“It’s important to know where our students come from, so we can better support them in our schools.” — Asst. Prof. Erin Papa (pictured far left)
The largest number of Guatemalans in Rhode Island live and attend school in Providence and Central Falls.
It’s no wonder then why Erin Papa, RIC assistant professor of world languages education, would tap teachers in these cities to engage in four weeks of professional development in Guatemala.
“The goal,” she says, “was to immerse them in the language, culture, history and educational system. It’s important to know where our students come from, so we can better support them in our schools.”
Funded by a Fulbright-Hays grant, Papa led 14 educators to Central America from June 30 through July 29. Among the participants were three RIC pre-service students and five RIC in-service alumni.
The group first took a two-week course in Spanish, followed by a week-long course in the K'iche' language. Even for alumnus Roberto Vargas Tapia ’20, M.Ed. ’22, whose parents are from Oaxaca, Mexico, and whose first language is Spanish, this course turned out to be a learning experience.
“Originally, I traveled to Guatemala with the goal of learning about the culture,” he says. “I teach third grade MLL students [Multilingual Learners/English Language Learners] in Central Falls, and 80 percent of my students are from Guatemala.
“But one of the first things I learnt in Guatemala is that Spanish is not the same all over the world. For instance, the word jacket is chumpa in Guatemalan and chamarra in Mexican, while the word blanket is chamarra in Guatemalan and cobija in Mexican.
“I now understand why my third-graders didn’t understand me when I said I ate tamales for dinner. To them, a tamale is far different in Guatemala from a tamale in Mexican culture.”
Vargas Tapia and the other educators went on to visit local schools. They observed classes and had the opportunity to facilitate instruction.
“I was deeply humbled by what I saw,” he says. “I noted that not all Guatemalan children have the opportunity to go to school – especially girls. They’re expected to stay home and learn household duties.
“In the rural areas, the majority of schools don’t have enough teachers and very little school supplies. In one classroom I visited, the teacher had around 30 students. School lasts for only three hours, from 8:30-11:30 a.m. I now understand some of the reasons behind Students with Limited or Interrupted Formal Education and why these students may lack the social, educational and basic academic language components,” he says.
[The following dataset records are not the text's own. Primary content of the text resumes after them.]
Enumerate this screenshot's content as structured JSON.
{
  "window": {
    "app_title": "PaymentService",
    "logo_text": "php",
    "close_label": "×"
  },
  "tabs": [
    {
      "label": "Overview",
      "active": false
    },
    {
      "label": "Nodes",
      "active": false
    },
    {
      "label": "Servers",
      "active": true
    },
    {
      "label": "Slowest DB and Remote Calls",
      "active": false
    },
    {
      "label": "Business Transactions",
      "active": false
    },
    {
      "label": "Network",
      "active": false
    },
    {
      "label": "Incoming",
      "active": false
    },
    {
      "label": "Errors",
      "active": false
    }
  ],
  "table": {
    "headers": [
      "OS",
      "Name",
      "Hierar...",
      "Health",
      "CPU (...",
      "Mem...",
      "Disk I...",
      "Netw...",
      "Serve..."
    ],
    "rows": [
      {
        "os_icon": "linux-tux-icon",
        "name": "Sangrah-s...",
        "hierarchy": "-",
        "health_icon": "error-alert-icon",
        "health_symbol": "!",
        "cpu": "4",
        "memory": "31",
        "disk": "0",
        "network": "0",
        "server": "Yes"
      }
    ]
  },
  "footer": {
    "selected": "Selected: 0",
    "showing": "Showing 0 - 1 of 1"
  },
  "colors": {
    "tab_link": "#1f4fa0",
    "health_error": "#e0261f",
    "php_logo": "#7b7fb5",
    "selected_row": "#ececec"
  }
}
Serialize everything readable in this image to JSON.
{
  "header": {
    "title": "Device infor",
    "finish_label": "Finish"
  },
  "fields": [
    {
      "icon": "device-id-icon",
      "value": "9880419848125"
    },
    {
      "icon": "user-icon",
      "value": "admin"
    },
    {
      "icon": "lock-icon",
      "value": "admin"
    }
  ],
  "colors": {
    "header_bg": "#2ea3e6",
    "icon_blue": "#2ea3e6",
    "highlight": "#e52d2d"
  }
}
In the fourth week, the group traveled to the Quiché region, where the schools are bilingual – both K'iche' (the region’s first language) and Spanish are spoken in that region.
Larissa Guido Swenson, a grad student who is earning her M.A.T. in world languages education and prek-12 certification to teach Portuguese and Spanish, returned from the trip with a deeper understanding of multilingual learners.
“I’m now able to distinguish between the needs of native speakers, heritage learners and second-language learners in my world languages classroom,” she says. “I’ve also learned that reinforcing self-esteem in the classroom increases motivation and learning. It’s important to recognize and validate the linguistic discourses students bring to the classroom and find ways to use their proficiency as a bridge to language acquisition.”
“As our student demographics change,” Papa says, “it is important that educators have opportunities like this to acquire linguistic and intercultural skills through immersive experiences locally and abroad and to critically self-reflect in a supportive learning community.”
All participants in this program will be disseminating what they learned in a variety of formats.
Papa, along with some of the participants, will present their findings at the Rhode Island Foreign Language Association Conference held at RIC on Saturday, Oct. 14. Other participants will present at the RI-Teachers of English Language Learners Conference at RIC on Saturday, Oct. 28.